Barossa Council says an “overwhelming silence” in the Council chamber after a Councillor’s proposal to discontinue the acknowledgement of country has spoken volumes.
The Councillor’s proposal sought to instruct the Mayor to stop acknowledging the region’s past at meetings and formal events, the Council said in a statement today.
“Concerned the matter was brought to the media’s attention before Council was given any opportunity for debate, Mayor Bim Lange said he had nothing but praise for the Chamber’s response which “spoke volumes in its silence” at Tuesday’s meeting, the Council said.
“Whilst I was disappointed with the proposal in the first place, the 10 Councillors who refused to second the proposed motion, spoke loud and clear,” said Mayor Lange (pictured).
“We will continue to thank our First Nations and I will lead an inclusive and respectful Chamber on behalf of our community.
“I also recognise those who have alternative viewpoints, with the main theme regarding the over-use of the acknowledgement of country.
“I take that feedback on board and will ensure it is used appropriately.”
He said the Council had always been mindful of using the acknowledgement “sparingly”.
“It’s said once each month at Council’s formal meeting and at a few annual and ad-hoc formal events. It’s a 30 second to one minute investment in saying thank you.
“Well prior to this proposal being placed before Council, I was already working on the wording of a broader acknowledgement, and I used it for the first time at Council last night.

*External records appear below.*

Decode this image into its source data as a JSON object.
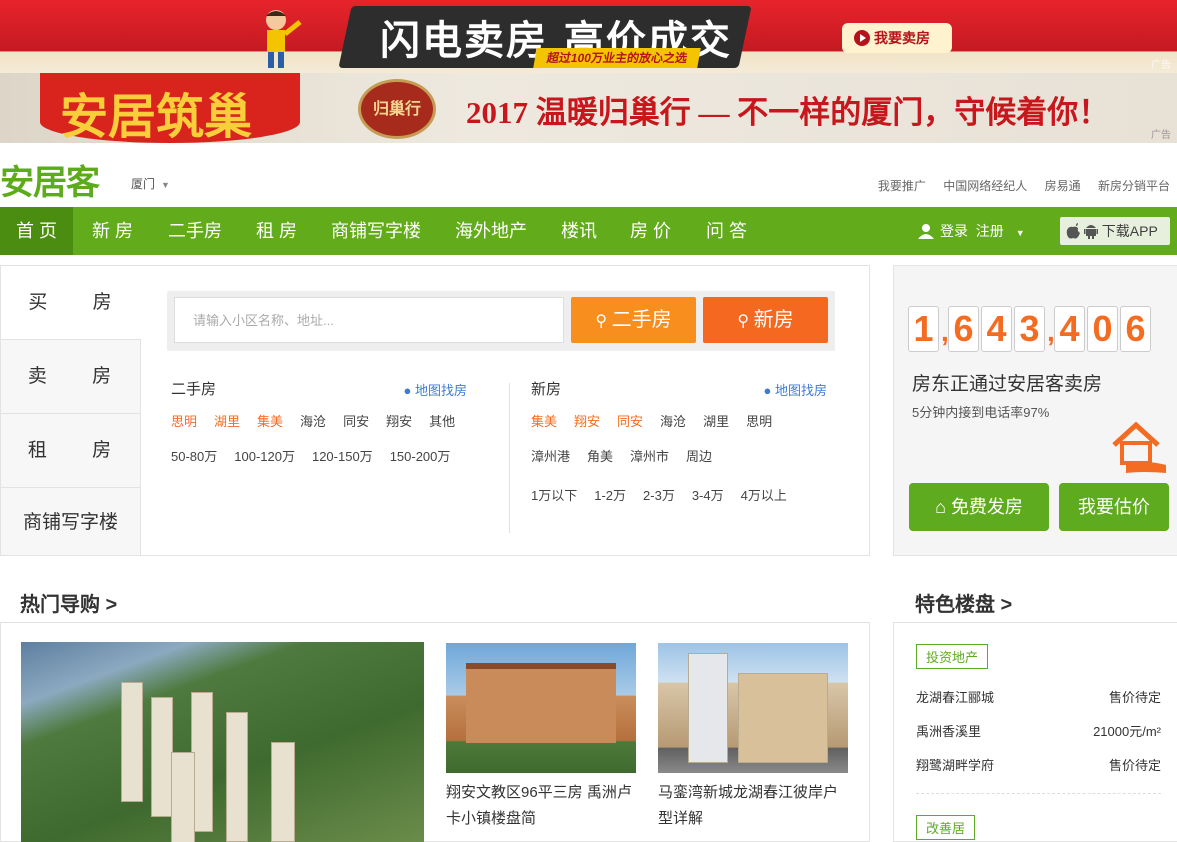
{
  "ad_top": {
    "title": "闪电卖房 高价成交",
    "subtitle": "超过100万业主的放心之选",
    "cta": "我要卖房",
    "ad_label": "广告"
  },
  "ad_second": {
    "left_text": "安居筑巢",
    "seal_text": "归巢行",
    "slogan": "2017 温暖归巢行 — 不一样的厦门，守候着你！",
    "ad_label": "广告"
  },
  "header": {
    "logo": "安居客",
    "city": "厦门",
    "links": [
      "我要推广",
      "中国网络经纪人",
      "房易通",
      "新房分销平台"
    ]
  },
  "nav": {
    "items": [
      "首 页",
      "新 房",
      "二手房",
      "租 房",
      "商铺写字楼",
      "海外地产",
      "楼讯",
      "房 价",
      "问 答"
    ],
    "login": "登录",
    "register": "注册",
    "app": "下载APP"
  },
  "search": {
    "tabs": [
      "买 房",
      "卖 房",
      "租 房",
      "商铺写字楼"
    ],
    "placeholder": "请输入小区名称、地址...",
    "btn_used": "二手房",
    "btn_new": "新房",
    "used": {
      "title": "二手房",
      "map": "地图找房",
      "areas": [
        "思明",
        "湖里",
        "集美",
        "海沧",
        "同安",
        "翔安",
        "其他"
      ],
      "hot_count": 3,
      "prices": [
        "50-80万",
        "100-120万",
        "120-150万",
        "150-200万"
      ]
    },
    "new": {
      "title": "新房",
      "map": "地图找房",
      "areas1": [
        "集美",
        "翔安",
        "同安",
        "海沧",
        "湖里",
        "思明"
      ],
      "hot_count": 3,
      "areas2": [
        "漳州港",
        "角美",
        "漳州市",
        "周边"
      ],
      "prices": [
        "1万以下",
        "1-2万",
        "2-3万",
        "3-4万",
        "4万以上"
      ]
    }
  },
  "side": {
    "digits": [
      "1",
      "6",
      "4",
      "3",
      "4",
      "0",
      "6"
    ],
    "count": "1,643,406",
    "text1": "房东正通过安居客卖房",
    "text2": "5分钟内接到电话率97%",
    "btn_publish": "免费发房",
    "btn_estimate": "我要估价"
  },
  "hot": {
    "title": "热门导购 >",
    "captions": [
      "翔安文教区96平三房 禹洲卢卡小镇楼盘简",
      "马銮湾新城龙湖春江彼岸户型详解"
    ]
  },
  "featured": {
    "title": "特色楼盘 >",
    "badge": "投资地产",
    "rows": [
      {
        "name": "龙湖春江郦城",
        "price": "售价待定"
      },
      {
        "name": "禹洲香溪里",
        "price": "21000元/m²"
      },
      {
        "name": "翔鹭湖畔学府",
        "price": "售价待定"
      }
    ],
    "badge2": "改善居"
  },
  "colors": {
    "green": "#62ab1b",
    "orange": "#f78e1e",
    "orange_dark": "#f5681f",
    "red": "#e8232b"
  }
}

“My new acknowledgement honours all those who have built our Barossa, state, and country,” he said.